▸ **WORKING DATA**
:::
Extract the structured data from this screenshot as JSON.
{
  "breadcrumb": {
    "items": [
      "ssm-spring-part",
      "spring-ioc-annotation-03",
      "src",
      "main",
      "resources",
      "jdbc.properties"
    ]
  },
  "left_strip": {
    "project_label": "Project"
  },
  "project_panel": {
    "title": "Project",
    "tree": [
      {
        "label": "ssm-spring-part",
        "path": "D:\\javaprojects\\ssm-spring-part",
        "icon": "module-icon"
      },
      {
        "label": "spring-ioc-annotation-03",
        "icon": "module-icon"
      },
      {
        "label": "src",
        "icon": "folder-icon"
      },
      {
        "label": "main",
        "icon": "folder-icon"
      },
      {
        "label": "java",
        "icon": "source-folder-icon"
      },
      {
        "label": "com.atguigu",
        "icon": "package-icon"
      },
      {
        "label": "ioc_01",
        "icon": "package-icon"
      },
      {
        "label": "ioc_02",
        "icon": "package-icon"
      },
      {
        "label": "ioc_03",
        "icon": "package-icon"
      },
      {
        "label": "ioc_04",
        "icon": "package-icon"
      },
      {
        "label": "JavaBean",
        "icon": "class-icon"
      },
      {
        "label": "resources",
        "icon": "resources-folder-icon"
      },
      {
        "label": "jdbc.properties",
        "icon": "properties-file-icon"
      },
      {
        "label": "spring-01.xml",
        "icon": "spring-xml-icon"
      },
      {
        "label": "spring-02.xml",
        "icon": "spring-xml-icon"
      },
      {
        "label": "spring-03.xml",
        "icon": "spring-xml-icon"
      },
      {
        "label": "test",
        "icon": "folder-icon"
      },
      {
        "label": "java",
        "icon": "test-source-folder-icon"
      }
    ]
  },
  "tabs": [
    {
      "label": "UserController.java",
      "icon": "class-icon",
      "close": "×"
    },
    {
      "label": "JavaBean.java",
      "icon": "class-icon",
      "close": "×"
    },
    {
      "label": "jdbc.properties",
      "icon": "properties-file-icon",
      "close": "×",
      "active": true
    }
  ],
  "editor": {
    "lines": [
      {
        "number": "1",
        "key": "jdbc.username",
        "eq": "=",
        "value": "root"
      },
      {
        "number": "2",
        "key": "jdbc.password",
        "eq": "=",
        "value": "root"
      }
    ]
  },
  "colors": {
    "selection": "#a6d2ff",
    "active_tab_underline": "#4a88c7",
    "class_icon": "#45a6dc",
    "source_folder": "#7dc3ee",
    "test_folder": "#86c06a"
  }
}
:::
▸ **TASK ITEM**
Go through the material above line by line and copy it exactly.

▸ **SOLUTION TO THIS PROBLEM**
Extract the structured data from this screenshot as JSON.
{
  "breadcrumb": {
    "items": [
      "ssm-spring-part",
      "spring-ioc-annotation-03",
      "src",
      "main",
      "resources",
      "jdbc.properties"
    ]
  },
  "left_strip": {
    "project_label": "Project"
  },
  "project_panel": {
    "title": "Project",
    "tree": [
      {
        "label": "ssm-spring-part",
        "path": "D:\\javaprojects\\ssm-spring-part",
        "icon": "module-icon"
      },
      {
        "label": "spring-ioc-annotation-03",
        "icon": "module-icon"
      },
      {
        "label": "src",
        "icon": "folder-icon"
      },
      {
        "label": "main",
        "icon": "folder-icon"
      },
      {
        "label": "java",
        "icon": "source-folder-icon"
      },
      {
        "label": "com.atguigu",
        "icon": "package-icon"
      },
      {
        "label": "ioc_01",
        "icon": "package-icon"
      },
      {
        "label": "ioc_02",
        "icon": "package-icon"
      },
      {
        "label": "ioc_03",
        "icon": "package-icon"
      },
      {
        "label": "ioc_04",
        "icon": "package-icon"
      },
      {
        "label": "JavaBean",
        "icon": "class-icon"
      },
      {
        "label": "resources",
        "icon": "resources-folder-icon"
      },
      {
        "label": "jdbc.properties",
        "icon": "properties-file-icon"
      },
      {
        "label": "spring-01.xml",
        "icon": "spring-xml-icon"
      },
      {
        "label": "spring-02.xml",
        "icon": "spring-xml-icon"
      },
      {
        "label": "spring-03.xml",
        "icon": "spring-xml-icon"
      },
      {
        "label": "test",
        "icon": "folder-icon"
      },
      {
        "label": "java",
        "icon": "test-source-folder-icon"
      }
    ]
  },
  "tabs": [
    {
      "label": "UserController.java",
      "icon": "class-icon",
      "close": "×"
    },
    {
      "label": "JavaBean.java",
      "icon": "class-icon",
      "close": "×"
    },
    {
      "label": "jdbc.properties",
      "icon": "properties-file-icon",
      "close": "×",
      "active": true
    }
  ],
  "editor": {
    "lines": [
      {
        "number": "1",
        "key": "jdbc.username",
        "eq": "=",
        "value": "root"
      },
      {
        "number": "2",
        "key": "jdbc.password",
        "eq": "=",
        "value": "root"
      }
    ]
  },
  "colors": {
    "selection": "#a6d2ff",
    "active_tab_underline": "#4a88c7",
    "class_icon": "#45a6dc",
    "source_folder": "#7dc3ee",
    "test_folder": "#86c06a"
  }
}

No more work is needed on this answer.